Hunt for the word "blogstatus" across the entries below, copying each line that holds it.

DATASET ▸
================
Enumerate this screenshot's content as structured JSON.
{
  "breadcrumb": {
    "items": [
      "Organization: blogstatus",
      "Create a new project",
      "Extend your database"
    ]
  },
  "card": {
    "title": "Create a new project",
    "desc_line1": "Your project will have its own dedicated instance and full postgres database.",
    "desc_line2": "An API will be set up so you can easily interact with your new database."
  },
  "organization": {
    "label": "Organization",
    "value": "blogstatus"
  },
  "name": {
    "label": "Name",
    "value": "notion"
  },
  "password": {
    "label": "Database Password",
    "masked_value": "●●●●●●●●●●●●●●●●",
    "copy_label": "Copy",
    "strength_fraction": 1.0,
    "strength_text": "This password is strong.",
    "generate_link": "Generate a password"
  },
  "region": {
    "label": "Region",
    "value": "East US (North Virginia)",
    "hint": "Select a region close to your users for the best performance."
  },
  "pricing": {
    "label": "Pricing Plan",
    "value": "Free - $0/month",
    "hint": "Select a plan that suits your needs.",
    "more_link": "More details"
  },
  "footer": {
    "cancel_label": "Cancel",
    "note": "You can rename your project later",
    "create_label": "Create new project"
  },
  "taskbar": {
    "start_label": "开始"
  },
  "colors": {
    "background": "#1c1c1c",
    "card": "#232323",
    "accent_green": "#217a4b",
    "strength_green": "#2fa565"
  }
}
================
ANSWER FOR THIS EXERCISE ▸
      "Organization: blogstatus",
    "value": "blogstatus"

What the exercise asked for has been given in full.